Third Outbreak: Fall 2017
Following the CDC’s report, the Illinois Veterans’ Home experienced a third outbreak of Legionnaires’ disease in Fall 2017. Three residents were infected, one of whom died.
Director Jeffries insists that the facility has acted on the CDC’s recommendations following the first two outbreaks with a series of infrastructure upgrades and protocol changes. For example, employees at the Illinois Veterans’ Home have been trained to better respond to symptoms of pneumonia, with chest X-rays and urine testing for Legionnaires’ disease now ordered automatically. Health care workers also administer antibiotics to potentially infected patients, even before test results come back.
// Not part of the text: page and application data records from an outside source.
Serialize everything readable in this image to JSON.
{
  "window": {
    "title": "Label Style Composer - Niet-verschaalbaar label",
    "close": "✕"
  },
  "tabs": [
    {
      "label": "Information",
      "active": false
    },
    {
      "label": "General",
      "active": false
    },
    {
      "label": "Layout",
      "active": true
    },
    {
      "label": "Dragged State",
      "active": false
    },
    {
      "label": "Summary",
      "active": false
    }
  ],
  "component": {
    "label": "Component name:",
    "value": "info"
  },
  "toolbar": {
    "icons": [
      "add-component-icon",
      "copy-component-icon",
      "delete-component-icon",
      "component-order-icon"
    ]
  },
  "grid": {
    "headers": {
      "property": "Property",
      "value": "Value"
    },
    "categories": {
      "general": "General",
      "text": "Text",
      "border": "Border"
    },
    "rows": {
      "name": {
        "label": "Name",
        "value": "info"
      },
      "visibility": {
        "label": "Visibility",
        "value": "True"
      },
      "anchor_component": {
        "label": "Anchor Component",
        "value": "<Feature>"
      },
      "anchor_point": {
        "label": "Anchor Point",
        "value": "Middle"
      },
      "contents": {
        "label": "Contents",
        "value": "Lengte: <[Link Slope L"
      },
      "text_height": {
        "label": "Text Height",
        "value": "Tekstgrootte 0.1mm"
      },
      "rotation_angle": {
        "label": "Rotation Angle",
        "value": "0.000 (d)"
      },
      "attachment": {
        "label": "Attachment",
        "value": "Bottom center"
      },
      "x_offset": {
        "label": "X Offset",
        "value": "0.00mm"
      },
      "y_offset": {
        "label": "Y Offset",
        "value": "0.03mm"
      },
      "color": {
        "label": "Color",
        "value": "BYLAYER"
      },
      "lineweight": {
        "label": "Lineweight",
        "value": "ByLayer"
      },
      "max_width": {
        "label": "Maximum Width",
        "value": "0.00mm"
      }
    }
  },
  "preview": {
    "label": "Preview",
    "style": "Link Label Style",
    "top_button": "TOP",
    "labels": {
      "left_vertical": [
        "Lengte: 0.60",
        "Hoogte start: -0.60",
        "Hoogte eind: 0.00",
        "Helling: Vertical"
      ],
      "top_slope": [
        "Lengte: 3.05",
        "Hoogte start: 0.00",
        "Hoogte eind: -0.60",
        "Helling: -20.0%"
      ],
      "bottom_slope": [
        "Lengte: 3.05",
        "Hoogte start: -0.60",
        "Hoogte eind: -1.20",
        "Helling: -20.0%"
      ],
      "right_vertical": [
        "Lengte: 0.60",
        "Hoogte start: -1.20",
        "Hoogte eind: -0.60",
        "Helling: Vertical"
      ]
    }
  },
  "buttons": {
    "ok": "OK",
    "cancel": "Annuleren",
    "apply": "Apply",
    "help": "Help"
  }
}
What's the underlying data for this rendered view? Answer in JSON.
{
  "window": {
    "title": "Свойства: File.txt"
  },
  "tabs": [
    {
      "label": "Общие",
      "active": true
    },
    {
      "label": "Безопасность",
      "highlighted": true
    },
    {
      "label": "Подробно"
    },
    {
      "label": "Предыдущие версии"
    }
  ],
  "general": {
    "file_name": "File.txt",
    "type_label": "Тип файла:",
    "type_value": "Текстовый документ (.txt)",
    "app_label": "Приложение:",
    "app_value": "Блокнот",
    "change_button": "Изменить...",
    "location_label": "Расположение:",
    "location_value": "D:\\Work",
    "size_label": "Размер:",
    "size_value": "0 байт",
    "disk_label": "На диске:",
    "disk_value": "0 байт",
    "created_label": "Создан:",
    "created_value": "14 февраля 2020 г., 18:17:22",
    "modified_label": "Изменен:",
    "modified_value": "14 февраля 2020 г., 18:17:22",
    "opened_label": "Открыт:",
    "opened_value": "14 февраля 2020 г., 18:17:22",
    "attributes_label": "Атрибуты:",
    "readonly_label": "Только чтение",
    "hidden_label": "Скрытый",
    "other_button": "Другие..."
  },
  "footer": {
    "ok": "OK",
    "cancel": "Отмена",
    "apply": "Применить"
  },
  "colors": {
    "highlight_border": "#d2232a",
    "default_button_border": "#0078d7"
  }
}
Additionally, special filters designed to screen out Legionella are being attached to every sprayer and shower head and replaced on a monthly basis, while the water treatment system has reportedly been rebuilt “from the ground up,” with new water heater tanks in every building.
What the Illinois Department of Veterans Affairs has not done at the Quincy facility, by its own admission, is to “remove all the piping and start again,” citing the sheer magnitude and expense of taking out “miles and miles” of plumbing, much of it dating back to the home’s founding.
While the exact cost of such a project is unknown, Director Jeffries said it could be “ballparked…north of $500 million.”
When asked if the Illinois Veterans’ Home could ever be fully free of Legionella with its original plumbing system in place, Director Jeffries conceded “Probably not.”
Lawmakers Calling for Action
Director Jeffries’ answer appears not to have satisfied high-profile critics of the state’s handling of the Legionnaires’ disease outbreaks at the Illinois Veterans’ Home. Sen. Dick Durbin has called for the facility to be shuttered until the water system is completely safe. Both Sen. Durbin and Sen. Tammy Duckworth, former head of the state Veterans’ Affairs department from 2006 to 2009, have called for a “review of [the department’s] leadership given this troubling pattern of the presence of Legionella at IVH Quincy three years in a row.”
Cap on Financial Compensation
Similarly outraged are many of the family members of residents who have succumbed to Legionnaires’ disease at the Quincy facility. So far, eleven lawsuits have been filed by these families against the State of Illinois, alleging that the state’s negligence and lack of communication led to their loved ones’ early demise.
These lawsuits may face an uphill battle. So far, the State of Illinois has officially accepted no legal responsibility for the 2015 Legionnaires’ disease outbreak. Moreover, should these lawsuits prove successful, the amount the families can recover is limited. While other Legionnaires’ disease lawsuits have yielded outcomes in the millions of dollars, because these deaths occurred in a state nursing home facility, Illinois law caps any potential awards at $100,000.00.
Nevertheless, the families who have gone on record about their lawsuits have insisted that they are not motivated by financial compensation – they just want to see the problem get solved.